— EXERCISE REQUIREMENTS —
Which lines below contain "icon"? Copy every one of them.

*** Opening RECORDED DATA ***

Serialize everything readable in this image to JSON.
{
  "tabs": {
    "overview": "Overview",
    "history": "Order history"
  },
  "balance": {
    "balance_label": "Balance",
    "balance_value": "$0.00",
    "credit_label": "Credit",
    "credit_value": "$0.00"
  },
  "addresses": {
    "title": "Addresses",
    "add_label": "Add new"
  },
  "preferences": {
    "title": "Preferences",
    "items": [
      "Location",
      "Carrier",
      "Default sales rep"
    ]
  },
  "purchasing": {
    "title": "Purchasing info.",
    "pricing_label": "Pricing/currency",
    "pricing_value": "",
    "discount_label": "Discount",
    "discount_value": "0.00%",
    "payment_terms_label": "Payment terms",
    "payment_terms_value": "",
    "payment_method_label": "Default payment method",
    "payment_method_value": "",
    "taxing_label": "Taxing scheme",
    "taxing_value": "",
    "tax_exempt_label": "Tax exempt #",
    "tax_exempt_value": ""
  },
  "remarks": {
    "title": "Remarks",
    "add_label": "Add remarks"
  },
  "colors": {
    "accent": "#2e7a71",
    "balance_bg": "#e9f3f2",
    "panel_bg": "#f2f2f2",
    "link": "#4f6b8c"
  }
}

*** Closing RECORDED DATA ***
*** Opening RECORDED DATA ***

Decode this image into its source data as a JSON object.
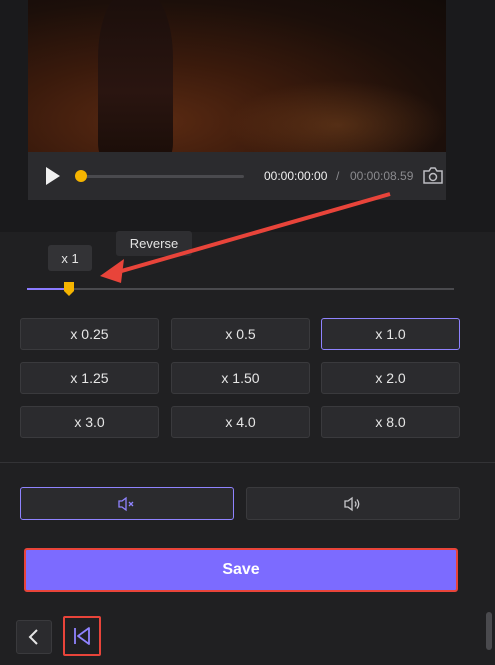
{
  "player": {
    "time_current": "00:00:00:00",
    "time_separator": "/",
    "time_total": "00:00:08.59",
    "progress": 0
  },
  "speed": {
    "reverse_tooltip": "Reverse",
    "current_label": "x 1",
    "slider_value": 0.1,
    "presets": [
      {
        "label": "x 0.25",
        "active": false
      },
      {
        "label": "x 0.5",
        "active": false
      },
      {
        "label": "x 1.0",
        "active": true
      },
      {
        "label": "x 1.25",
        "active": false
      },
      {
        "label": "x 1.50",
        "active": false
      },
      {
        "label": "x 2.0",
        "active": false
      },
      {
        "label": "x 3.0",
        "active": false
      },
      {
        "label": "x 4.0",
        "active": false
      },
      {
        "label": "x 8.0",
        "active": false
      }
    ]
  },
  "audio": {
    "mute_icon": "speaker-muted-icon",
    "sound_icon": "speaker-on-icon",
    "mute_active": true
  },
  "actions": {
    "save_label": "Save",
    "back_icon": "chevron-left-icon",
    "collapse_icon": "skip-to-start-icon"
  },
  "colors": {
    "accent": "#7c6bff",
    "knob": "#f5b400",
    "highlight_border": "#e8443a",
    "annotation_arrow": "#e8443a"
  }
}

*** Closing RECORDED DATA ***

— YOUR RESPONSE —
    "mute_icon": "speaker-muted-icon",
    "sound_icon": "speaker-on-icon",
    "back_icon": "chevron-left-icon",
    "collapse_icon": "skip-to-start-icon"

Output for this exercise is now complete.